↓
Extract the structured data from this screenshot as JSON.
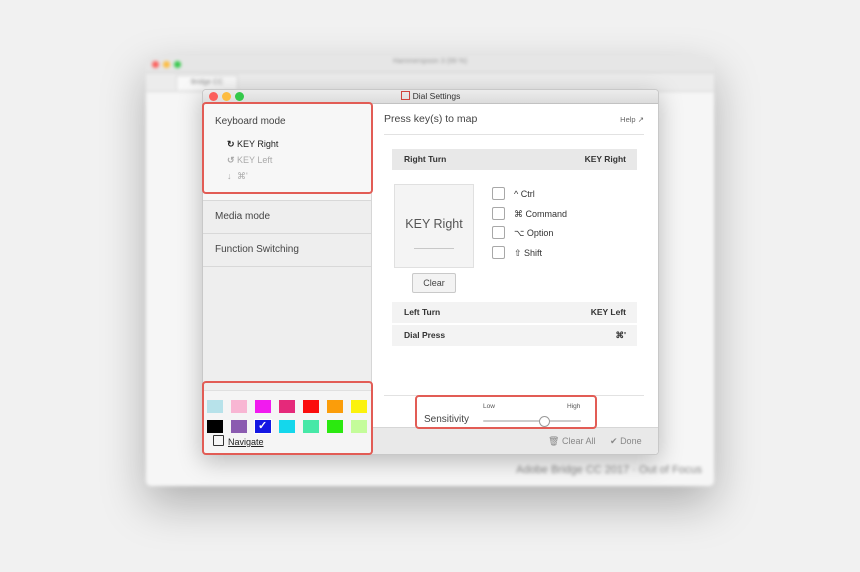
{
  "background_window": {
    "title": "Hammerspoon 3 (99 %)",
    "tab_label": "Bridge CC",
    "status_text": "Adobe Bridge CC 2017 · Out of Focus"
  },
  "window": {
    "title": "Dial Settings"
  },
  "sidebar": {
    "keyboard_mode": {
      "label": "Keyboard mode",
      "items": [
        {
          "icon": "rotate-cw-icon",
          "glyph": "↻",
          "label": "KEY Right"
        },
        {
          "icon": "rotate-ccw-icon",
          "glyph": "↺",
          "label": "KEY Left"
        },
        {
          "icon": "arrow-down-icon",
          "glyph": "↓",
          "label": "⌘'"
        }
      ]
    },
    "media_mode": "Media mode",
    "function_switching": "Function Switching"
  },
  "swatches": [
    {
      "color": "#b7e2ea"
    },
    {
      "color": "#f8b6d3"
    },
    {
      "color": "#f11bef"
    },
    {
      "color": "#e5297a"
    },
    {
      "color": "#fb0d0d"
    },
    {
      "color": "#fb9d0a"
    },
    {
      "color": "#fbf20d"
    },
    {
      "color": "#000000"
    },
    {
      "color": "#8b5bb0"
    },
    {
      "color": "#1417e3",
      "selected": true
    },
    {
      "color": "#14d7ec"
    },
    {
      "color": "#46e8a7"
    },
    {
      "color": "#2be90f"
    },
    {
      "color": "#c4fc9a"
    }
  ],
  "navigate_label": "Navigate",
  "main": {
    "header": "Press key(s) to map",
    "help": "Help",
    "right_turn": {
      "label": "Right Turn",
      "value": "KEY Right"
    },
    "key_preview": "KEY Right",
    "clear": "Clear",
    "modifiers": [
      {
        "label": "^ Ctrl",
        "checked": false
      },
      {
        "label": "⌘ Command",
        "checked": false
      },
      {
        "label": "⌥ Option",
        "checked": false
      },
      {
        "label": "⇧ Shift",
        "checked": false
      }
    ],
    "left_turn": {
      "label": "Left Turn",
      "value": "KEY Left"
    },
    "dial_press": {
      "label": "Dial Press",
      "value": "⌘'"
    }
  },
  "sensitivity": {
    "label": "Sensitivity",
    "low": "Low",
    "high": "High",
    "level": 0.62
  },
  "footer": {
    "clear_all": "Clear All",
    "done": "Done"
  },
  "highlight_color": "#e25c55"
}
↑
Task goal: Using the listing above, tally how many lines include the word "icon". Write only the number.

Solution to the exercise: 3